* PROBLEM TO WORK ON:
Print all of the records. Exclude the images.

○ ○ ○ ○ ○

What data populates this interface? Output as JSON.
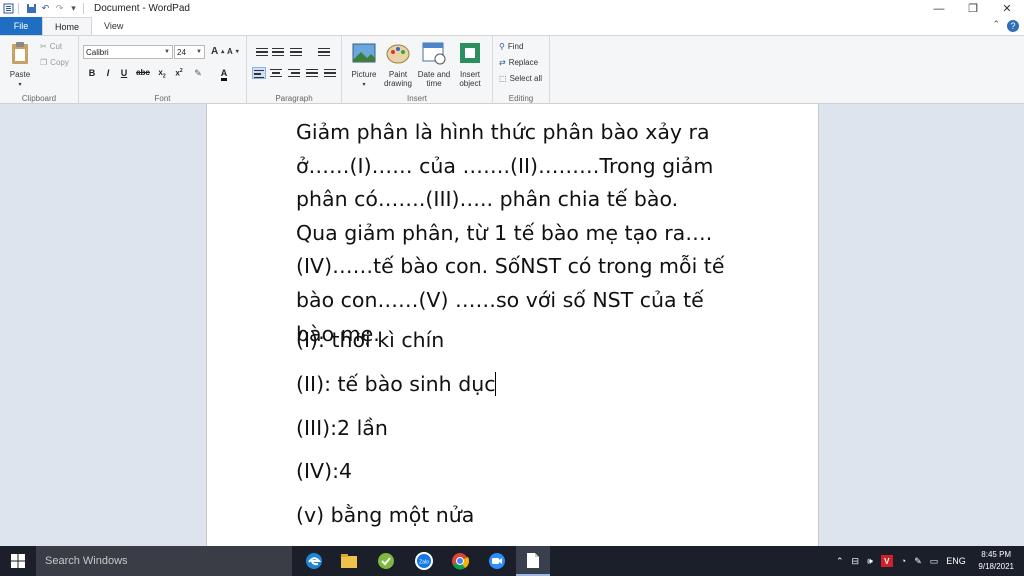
{
  "window": {
    "title": "Document - WordPad",
    "tabs": [
      "File",
      "Home",
      "View"
    ]
  },
  "ribbon": {
    "clipboard": {
      "label": "Clipboard",
      "paste": "Paste",
      "cut": "Cut",
      "copy": "Copy"
    },
    "font": {
      "label": "Font",
      "family": "Calibri",
      "size": "24"
    },
    "paragraph": {
      "label": "Paragraph"
    },
    "insert": {
      "label": "Insert",
      "picture": "Picture",
      "paint_line1": "Paint",
      "paint_line2": "drawing",
      "datetime_line1": "Date and",
      "datetime_line2": "time",
      "object_line1": "Insert",
      "object_line2": "object"
    },
    "editing": {
      "label": "Editing",
      "find": "Find",
      "replace": "Replace",
      "select_all": "Select all"
    }
  },
  "document": {
    "paragraph": "Giảm phân là hình thức phân bào xảy ra ở……(I)…… của …….(II)………Trong giảm phân có…….(III)….. phân chia tế bào. Qua giảm phân, từ 1 tế bào mẹ tạo ra….(IV)……tế bào con. SốNST có trong mỗi tế bào con……(V) ……so với số NST của tế bào mẹ.",
    "answers": [
      "(I): thời kì chín",
      "(II): tế bào sinh dục",
      "(III):2 lần",
      "(IV):4",
      "(v) bằng một nửa"
    ]
  },
  "taskbar": {
    "search_placeholder": "Search Windows",
    "language": "ENG",
    "time": "8:45 PM",
    "date": "9/18/2021"
  },
  "colors": {
    "file_tab": "#1e6fc4",
    "taskbar": "#1b1f2a",
    "search": "#3a3d46"
  }
}
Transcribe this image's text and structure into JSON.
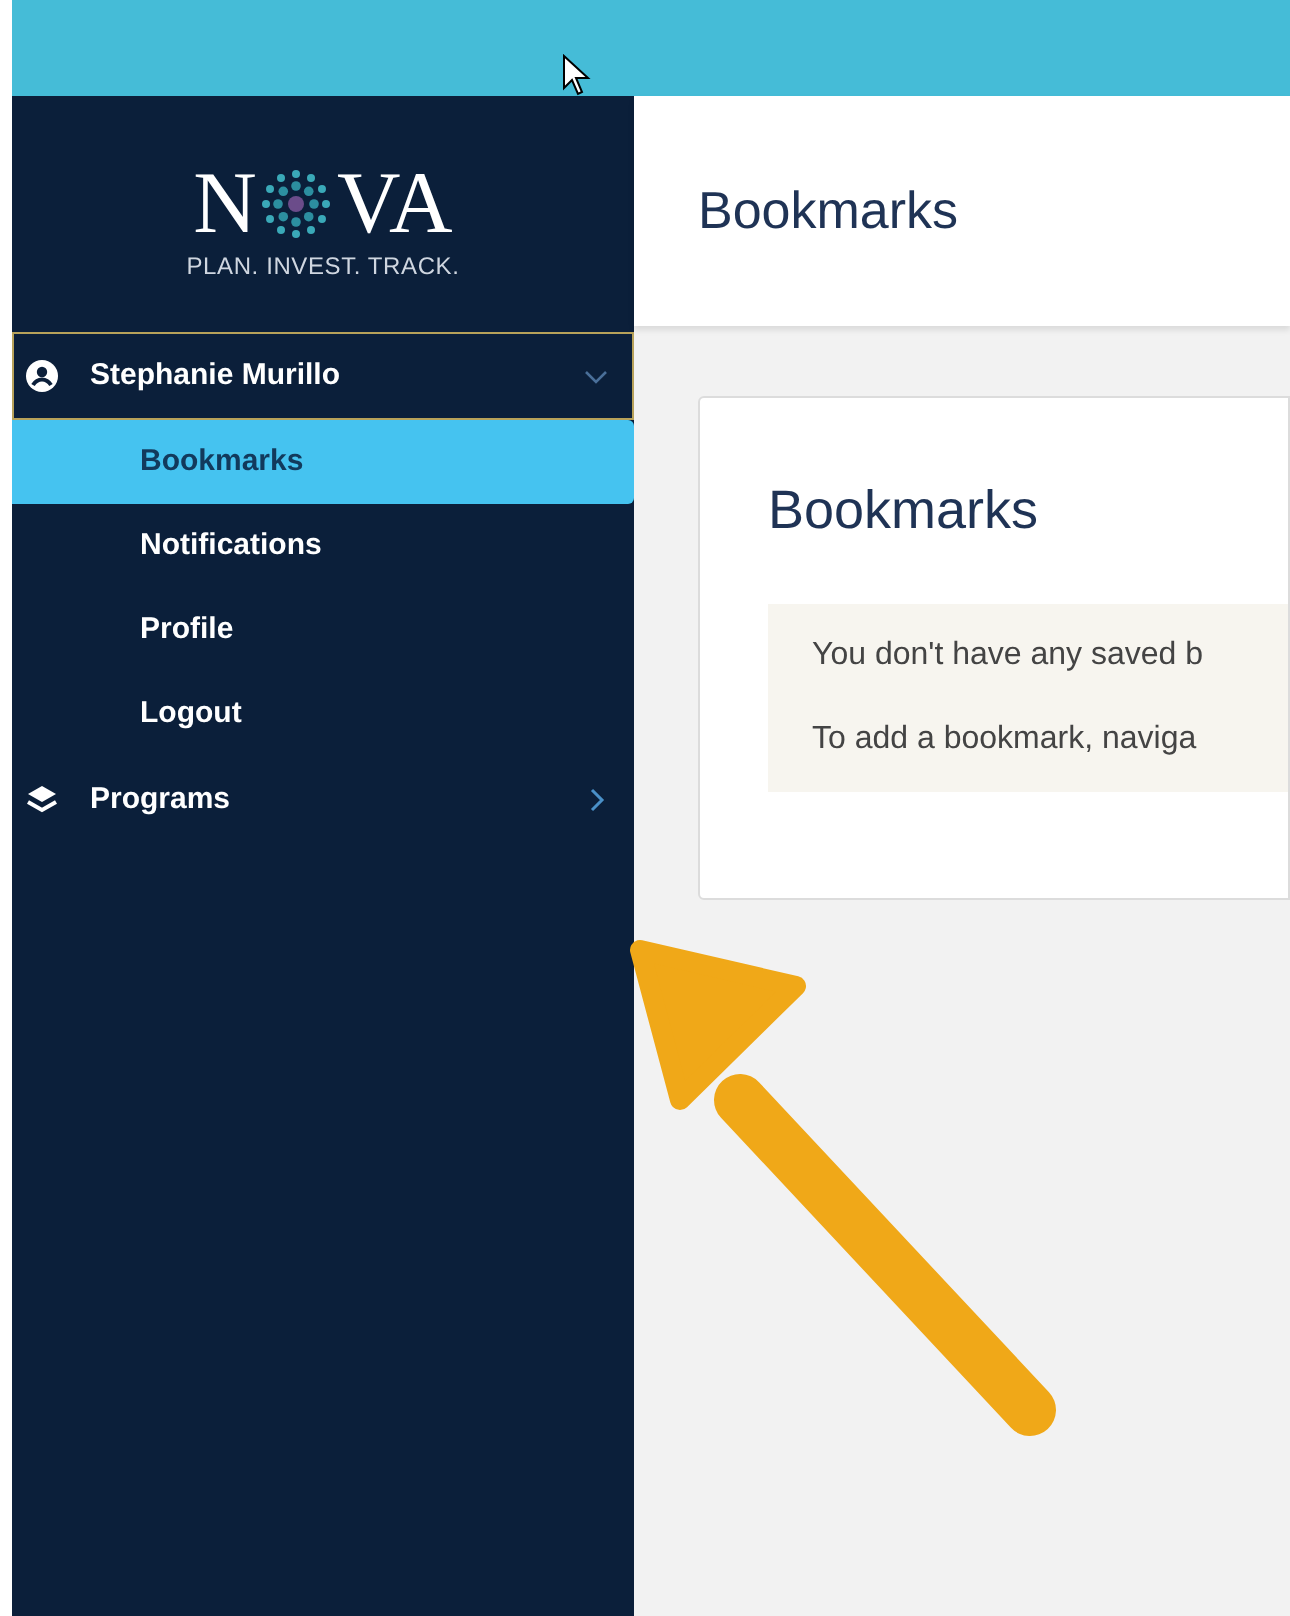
{
  "logo": {
    "text_before_mark": "N",
    "text_after_mark": "VA",
    "tagline": "PLAN. INVEST. TRACK."
  },
  "sidebar": {
    "items": [
      {
        "label": "Stephanie Murillo",
        "kind": "user",
        "expanded": true,
        "focused": true,
        "children": [
          {
            "label": "Bookmarks",
            "selected": true
          },
          {
            "label": "Notifications",
            "selected": false
          },
          {
            "label": "Profile",
            "selected": false
          },
          {
            "label": "Logout",
            "selected": false
          }
        ]
      },
      {
        "label": "Programs",
        "kind": "layers",
        "expanded": false,
        "focused": false
      }
    ]
  },
  "header": {
    "title": "Bookmarks"
  },
  "card": {
    "title": "Bookmarks",
    "notice": [
      "You don't have any saved b",
      "To add a bookmark, naviga"
    ]
  }
}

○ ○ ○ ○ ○

* ANSWER:
What data populates this interface? Output as JSON.
{
  "window": {
    "title": "Document - WordPad",
    "tabs": [
      "File",
      "Home",
      "View"
    ]
  },
  "ribbon": {
    "clipboard": {
      "label": "Clipboard",
      "paste": "Paste",
      "cut": "Cut",
      "copy": "Copy"
    },
    "font": {
      "label": "Font",
      "family": "Calibri",
      "size": "24"
    },
    "paragraph": {
      "label": "Paragraph"
    },
    "insert": {
      "label": "Insert",
      "picture": "Picture",
      "paint_line1": "Paint",
      "paint_line2": "drawing",
      "datetime_line1": "Date and",
      "datetime_line2": "time",
      "object_line1": "Insert",
      "object_line2": "object"
    },
    "editing": {
      "label": "Editing",
      "find": "Find",
      "replace": "Replace",
      "select_all": "Select all"
    }
  },
  "document": {
    "paragraph": "Giảm phân là hình thức phân bào xảy ra ở……(I)…… của …….(II)………Trong giảm phân có…….(III)….. phân chia tế bào. Qua giảm phân, từ 1 tế bào mẹ tạo ra….(IV)……tế bào con. SốNST có trong mỗi tế bào con……(V) ……so với số NST của tế bào mẹ.",
    "answers": [
      "(I): thời kì chín",
      "(II): tế bào sinh dục",
      "(III):2 lần",
      "(IV):4",
      "(v) bằng một nửa"
    ]
  },
  "taskbar": {
    "search_placeholder": "Search Windows",
    "language": "ENG",
    "time": "8:45 PM",
    "date": "9/18/2021"
  },
  "colors": {
    "file_tab": "#1e6fc4",
    "taskbar": "#1b1f2a",
    "search": "#3a3d46"
  }
}
Transcribe this image's text and structure into JSON.
{
  "logo": {
    "text_before_mark": "N",
    "text_after_mark": "VA",
    "tagline": "PLAN. INVEST. TRACK."
  },
  "sidebar": {
    "items": [
      {
        "label": "Stephanie Murillo",
        "kind": "user",
        "expanded": true,
        "focused": true,
        "children": [
          {
            "label": "Bookmarks",
            "selected": true
          },
          {
            "label": "Notifications",
            "selected": false
          },
          {
            "label": "Profile",
            "selected": false
          },
          {
            "label": "Logout",
            "selected": false
          }
        ]
      },
      {
        "label": "Programs",
        "kind": "layers",
        "expanded": false,
        "focused": false
      }
    ]
  },
  "header": {
    "title": "Bookmarks"
  },
  "card": {
    "title": "Bookmarks",
    "notice": [
      "You don't have any saved b",
      "To add a bookmark, naviga"
    ]
  }
}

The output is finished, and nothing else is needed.